- TASK: Are you able to quote each entry exactly as written?

- - -

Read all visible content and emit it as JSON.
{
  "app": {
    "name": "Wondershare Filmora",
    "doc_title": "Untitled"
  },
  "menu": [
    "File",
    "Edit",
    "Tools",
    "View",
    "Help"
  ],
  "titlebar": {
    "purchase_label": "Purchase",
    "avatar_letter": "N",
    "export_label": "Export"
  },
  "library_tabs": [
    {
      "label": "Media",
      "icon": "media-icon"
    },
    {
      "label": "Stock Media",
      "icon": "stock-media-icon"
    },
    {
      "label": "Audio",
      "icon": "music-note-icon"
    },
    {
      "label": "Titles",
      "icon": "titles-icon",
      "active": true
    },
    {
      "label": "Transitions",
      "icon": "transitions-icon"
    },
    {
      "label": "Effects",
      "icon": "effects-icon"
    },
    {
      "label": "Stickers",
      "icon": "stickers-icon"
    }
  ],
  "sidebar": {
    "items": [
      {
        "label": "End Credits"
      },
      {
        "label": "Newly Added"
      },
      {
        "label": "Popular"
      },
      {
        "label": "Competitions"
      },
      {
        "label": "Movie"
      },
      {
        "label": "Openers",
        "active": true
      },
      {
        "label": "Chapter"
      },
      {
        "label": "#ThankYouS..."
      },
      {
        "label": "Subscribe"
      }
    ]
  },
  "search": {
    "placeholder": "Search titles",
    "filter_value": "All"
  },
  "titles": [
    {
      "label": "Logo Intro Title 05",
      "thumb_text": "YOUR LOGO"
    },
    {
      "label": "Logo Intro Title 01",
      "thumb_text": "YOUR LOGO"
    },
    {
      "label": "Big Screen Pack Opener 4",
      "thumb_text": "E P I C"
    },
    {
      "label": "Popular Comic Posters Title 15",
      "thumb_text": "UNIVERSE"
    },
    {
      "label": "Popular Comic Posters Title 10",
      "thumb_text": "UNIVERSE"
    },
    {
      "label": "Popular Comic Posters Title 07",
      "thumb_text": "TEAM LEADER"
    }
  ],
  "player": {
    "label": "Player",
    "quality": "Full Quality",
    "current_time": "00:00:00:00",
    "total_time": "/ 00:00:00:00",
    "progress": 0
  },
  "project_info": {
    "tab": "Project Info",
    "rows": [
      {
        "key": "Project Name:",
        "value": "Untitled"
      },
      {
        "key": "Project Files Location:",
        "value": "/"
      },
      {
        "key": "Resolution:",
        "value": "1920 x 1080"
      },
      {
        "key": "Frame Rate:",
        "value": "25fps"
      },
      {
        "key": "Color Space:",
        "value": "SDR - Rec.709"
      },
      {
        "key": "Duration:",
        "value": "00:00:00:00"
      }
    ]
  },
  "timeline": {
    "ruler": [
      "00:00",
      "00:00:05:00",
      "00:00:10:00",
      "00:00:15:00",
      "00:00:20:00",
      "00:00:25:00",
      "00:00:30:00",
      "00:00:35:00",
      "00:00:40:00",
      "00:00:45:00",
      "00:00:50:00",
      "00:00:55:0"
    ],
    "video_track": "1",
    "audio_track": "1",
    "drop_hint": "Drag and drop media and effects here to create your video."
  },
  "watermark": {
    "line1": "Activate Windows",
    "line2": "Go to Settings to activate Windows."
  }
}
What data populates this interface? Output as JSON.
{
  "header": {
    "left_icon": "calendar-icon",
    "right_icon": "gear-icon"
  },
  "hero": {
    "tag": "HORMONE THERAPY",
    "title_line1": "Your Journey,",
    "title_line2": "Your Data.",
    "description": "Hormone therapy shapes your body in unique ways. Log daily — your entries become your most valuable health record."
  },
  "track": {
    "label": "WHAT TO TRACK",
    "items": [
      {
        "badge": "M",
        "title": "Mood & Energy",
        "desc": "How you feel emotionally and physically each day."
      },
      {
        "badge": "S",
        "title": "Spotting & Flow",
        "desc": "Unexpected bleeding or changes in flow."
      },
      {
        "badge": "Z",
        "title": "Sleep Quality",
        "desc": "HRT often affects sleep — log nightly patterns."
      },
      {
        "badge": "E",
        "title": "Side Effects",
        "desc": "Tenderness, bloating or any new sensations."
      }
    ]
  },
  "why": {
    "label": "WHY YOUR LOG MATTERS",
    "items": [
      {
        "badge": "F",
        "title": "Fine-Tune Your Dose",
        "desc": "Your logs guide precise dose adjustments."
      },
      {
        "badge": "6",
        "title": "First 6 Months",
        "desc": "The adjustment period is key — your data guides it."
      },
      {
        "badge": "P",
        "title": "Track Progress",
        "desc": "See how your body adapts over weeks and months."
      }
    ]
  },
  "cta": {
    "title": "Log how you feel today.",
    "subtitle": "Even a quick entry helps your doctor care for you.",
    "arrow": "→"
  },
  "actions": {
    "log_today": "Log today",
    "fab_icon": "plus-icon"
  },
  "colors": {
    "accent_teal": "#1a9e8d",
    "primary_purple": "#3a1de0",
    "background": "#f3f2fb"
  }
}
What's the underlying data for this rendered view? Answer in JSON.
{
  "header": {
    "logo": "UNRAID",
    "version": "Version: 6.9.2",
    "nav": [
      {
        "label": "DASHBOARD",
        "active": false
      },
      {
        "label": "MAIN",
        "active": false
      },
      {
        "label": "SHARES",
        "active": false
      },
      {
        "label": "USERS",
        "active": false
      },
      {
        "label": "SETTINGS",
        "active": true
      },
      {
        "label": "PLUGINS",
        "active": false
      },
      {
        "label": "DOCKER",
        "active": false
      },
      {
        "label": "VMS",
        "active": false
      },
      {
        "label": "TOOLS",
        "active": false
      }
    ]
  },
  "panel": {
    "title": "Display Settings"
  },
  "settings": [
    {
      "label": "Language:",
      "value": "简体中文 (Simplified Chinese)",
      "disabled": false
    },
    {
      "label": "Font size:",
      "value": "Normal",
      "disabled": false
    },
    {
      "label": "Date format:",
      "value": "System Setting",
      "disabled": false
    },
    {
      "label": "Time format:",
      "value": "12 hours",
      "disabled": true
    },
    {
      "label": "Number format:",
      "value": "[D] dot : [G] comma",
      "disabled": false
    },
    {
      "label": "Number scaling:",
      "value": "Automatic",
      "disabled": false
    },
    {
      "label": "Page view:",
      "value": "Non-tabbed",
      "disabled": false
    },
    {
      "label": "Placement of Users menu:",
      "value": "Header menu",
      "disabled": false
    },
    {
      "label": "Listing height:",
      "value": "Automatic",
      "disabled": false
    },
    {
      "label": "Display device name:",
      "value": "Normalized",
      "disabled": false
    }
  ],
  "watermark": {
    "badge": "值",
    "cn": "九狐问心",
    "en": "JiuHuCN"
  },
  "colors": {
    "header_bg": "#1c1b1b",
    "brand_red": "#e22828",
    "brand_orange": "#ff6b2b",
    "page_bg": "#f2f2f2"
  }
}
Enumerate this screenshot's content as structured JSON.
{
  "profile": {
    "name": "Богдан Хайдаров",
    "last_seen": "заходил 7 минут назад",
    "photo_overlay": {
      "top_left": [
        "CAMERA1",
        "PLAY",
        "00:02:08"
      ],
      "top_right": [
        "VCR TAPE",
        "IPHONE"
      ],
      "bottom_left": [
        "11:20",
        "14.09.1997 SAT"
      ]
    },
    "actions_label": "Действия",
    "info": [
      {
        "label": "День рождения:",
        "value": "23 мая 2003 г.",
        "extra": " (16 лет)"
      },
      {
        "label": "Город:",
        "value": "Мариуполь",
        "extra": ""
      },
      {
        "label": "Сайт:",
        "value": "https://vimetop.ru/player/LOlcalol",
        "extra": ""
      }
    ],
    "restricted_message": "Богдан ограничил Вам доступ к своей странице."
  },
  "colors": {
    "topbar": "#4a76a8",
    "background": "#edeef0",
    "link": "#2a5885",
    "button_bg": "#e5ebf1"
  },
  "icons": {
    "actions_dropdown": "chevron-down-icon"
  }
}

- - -

- RESULT:
Read all visible content and emit it as JSON.
{
  "app": {
    "name": "Wondershare Filmora",
    "doc_title": "Untitled"
  },
  "menu": [
    "File",
    "Edit",
    "Tools",
    "View",
    "Help"
  ],
  "titlebar": {
    "purchase_label": "Purchase",
    "avatar_letter": "N",
    "export_label": "Export"
  },
  "library_tabs": [
    {
      "label": "Media",
      "icon": "media-icon"
    },
    {
      "label": "Stock Media",
      "icon": "stock-media-icon"
    },
    {
      "label": "Audio",
      "icon": "music-note-icon"
    },
    {
      "label": "Titles",
      "icon": "titles-icon",
      "active": true
    },
    {
      "label": "Transitions",
      "icon": "transitions-icon"
    },
    {
      "label": "Effects",
      "icon": "effects-icon"
    },
    {
      "label": "Stickers",
      "icon": "stickers-icon"
    }
  ],
  "sidebar": {
    "items": [
      {
        "label": "End Credits"
      },
      {
        "label": "Newly Added"
      },
      {
        "label": "Popular"
      },
      {
        "label": "Competitions"
      },
      {
        "label": "Movie"
      },
      {
        "label": "Openers",
        "active": true
      },
      {
        "label": "Chapter"
      },
      {
        "label": "#ThankYouS..."
      },
      {
        "label": "Subscribe"
      }
    ]
  },
  "search": {
    "placeholder": "Search titles",
    "filter_value": "All"
  },
  "titles": [
    {
      "label": "Logo Intro Title 05",
      "thumb_text": "YOUR LOGO"
    },
    {
      "label": "Logo Intro Title 01",
      "thumb_text": "YOUR LOGO"
    },
    {
      "label": "Big Screen Pack Opener 4",
      "thumb_text": "E P I C"
    },
    {
      "label": "Popular Comic Posters Title 15",
      "thumb_text": "UNIVERSE"
    },
    {
      "label": "Popular Comic Posters Title 10",
      "thumb_text": "UNIVERSE"
    },
    {
      "label": "Popular Comic Posters Title 07",
      "thumb_text": "TEAM LEADER"
    }
  ],
  "player": {
    "label": "Player",
    "quality": "Full Quality",
    "current_time": "00:00:00:00",
    "total_time": "/ 00:00:00:00",
    "progress": 0
  },
  "project_info": {
    "tab": "Project Info",
    "rows": [
      {
        "key": "Project Name:",
        "value": "Untitled"
      },
      {
        "key": "Project Files Location:",
        "value": "/"
      },
      {
        "key": "Resolution:",
        "value": "1920 x 1080"
      },
      {
        "key": "Frame Rate:",
        "value": "25fps"
      },
      {
        "key": "Color Space:",
        "value": "SDR - Rec.709"
      },
      {
        "key": "Duration:",
        "value": "00:00:00:00"
      }
    ]
  },
  "timeline": {
    "ruler": [
      "00:00",
      "00:00:05:00",
      "00:00:10:00",
      "00:00:15:00",
      "00:00:20:00",
      "00:00:25:00",
      "00:00:30:00",
      "00:00:35:00",
      "00:00:40:00",
      "00:00:45:00",
      "00:00:50:00",
      "00:00:55:0"
    ],
    "video_track": "1",
    "audio_track": "1",
    "drop_hint": "Drag and drop media and effects here to create your video."
  },
  "watermark": {
    "line1": "Activate Windows",
    "line2": "Go to Settings to activate Windows."
  }
}
What data populates this interface? Output as JSON.
{
  "header": {
    "left_icon": "calendar-icon",
    "right_icon": "gear-icon"
  },
  "hero": {
    "tag": "HORMONE THERAPY",
    "title_line1": "Your Journey,",
    "title_line2": "Your Data.",
    "description": "Hormone therapy shapes your body in unique ways. Log daily — your entries become your most valuable health record."
  },
  "track": {
    "label": "WHAT TO TRACK",
    "items": [
      {
        "badge": "M",
        "title": "Mood & Energy",
        "desc": "How you feel emotionally and physically each day."
      },
      {
        "badge": "S",
        "title": "Spotting & Flow",
        "desc": "Unexpected bleeding or changes in flow."
      },
      {
        "badge": "Z",
        "title": "Sleep Quality",
        "desc": "HRT often affects sleep — log nightly patterns."
      },
      {
        "badge": "E",
        "title": "Side Effects",
        "desc": "Tenderness, bloating or any new sensations."
      }
    ]
  },
  "why": {
    "label": "WHY YOUR LOG MATTERS",
    "items": [
      {
        "badge": "F",
        "title": "Fine-Tune Your Dose",
        "desc": "Your logs guide precise dose adjustments."
      },
      {
        "badge": "6",
        "title": "First 6 Months",
        "desc": "The adjustment period is key — your data guides it."
      },
      {
        "badge": "P",
        "title": "Track Progress",
        "desc": "See how your body adapts over weeks and months."
      }
    ]
  },
  "cta": {
    "title": "Log how you feel today.",
    "subtitle": "Even a quick entry helps your doctor care for you.",
    "arrow": "→"
  },
  "actions": {
    "log_today": "Log today",
    "fab_icon": "plus-icon"
  },
  "colors": {
    "accent_teal": "#1a9e8d",
    "primary_purple": "#3a1de0",
    "background": "#f3f2fb"
  }
}
What's the underlying data for this rendered view? Answer in JSON.
{
  "header": {
    "logo": "UNRAID",
    "version": "Version: 6.9.2",
    "nav": [
      {
        "label": "DASHBOARD",
        "active": false
      },
      {
        "label": "MAIN",
        "active": false
      },
      {
        "label": "SHARES",
        "active": false
      },
      {
        "label": "USERS",
        "active": false
      },
      {
        "label": "SETTINGS",
        "active": true
      },
      {
        "label": "PLUGINS",
        "active": false
      },
      {
        "label": "DOCKER",
        "active": false
      },
      {
        "label": "VMS",
        "active": false
      },
      {
        "label": "TOOLS",
        "active": false
      }
    ]
  },
  "panel": {
    "title": "Display Settings"
  },
  "settings": [
    {
      "label": "Language:",
      "value": "简体中文 (Simplified Chinese)",
      "disabled": false
    },
    {
      "label": "Font size:",
      "value": "Normal",
      "disabled": false
    },
    {
      "label": "Date format:",
      "value": "System Setting",
      "disabled": false
    },
    {
      "label": "Time format:",
      "value": "12 hours",
      "disabled": true
    },
    {
      "label": "Number format:",
      "value": "[D] dot : [G] comma",
      "disabled": false
    },
    {
      "label": "Number scaling:",
      "value": "Automatic",
      "disabled": false
    },
    {
      "label": "Page view:",
      "value": "Non-tabbed",
      "disabled": false
    },
    {
      "label": "Placement of Users menu:",
      "value": "Header menu",
      "disabled": false
    },
    {
      "label": "Listing height:",
      "value": "Automatic",
      "disabled": false
    },
    {
      "label": "Display device name:",
      "value": "Normalized",
      "disabled": false
    }
  ],
  "watermark": {
    "badge": "值",
    "cn": "九狐问心",
    "en": "JiuHuCN"
  },
  "colors": {
    "header_bg": "#1c1b1b",
    "brand_red": "#e22828",
    "brand_orange": "#ff6b2b",
    "page_bg": "#f2f2f2"
  }
}
Enumerate this screenshot's content as structured JSON.
{
  "profile": {
    "name": "Богдан Хайдаров",
    "last_seen": "заходил 7 минут назад",
    "photo_overlay": {
      "top_left": [
        "CAMERA1",
        "PLAY",
        "00:02:08"
      ],
      "top_right": [
        "VCR TAPE",
        "IPHONE"
      ],
      "bottom_left": [
        "11:20",
        "14.09.1997 SAT"
      ]
    },
    "actions_label": "Действия",
    "info": [
      {
        "label": "День рождения:",
        "value": "23 мая 2003 г.",
        "extra": " (16 лет)"
      },
      {
        "label": "Город:",
        "value": "Мариуполь",
        "extra": ""
      },
      {
        "label": "Сайт:",
        "value": "https://vimetop.ru/player/LOlcalol",
        "extra": ""
      }
    ],
    "restricted_message": "Богдан ограничил Вам доступ к своей странице."
  },
  "colors": {
    "topbar": "#4a76a8",
    "background": "#edeef0",
    "link": "#2a5885",
    "button_bg": "#e5ebf1"
  },
  "icons": {
    "actions_dropdown": "chevron-down-icon"
  }
}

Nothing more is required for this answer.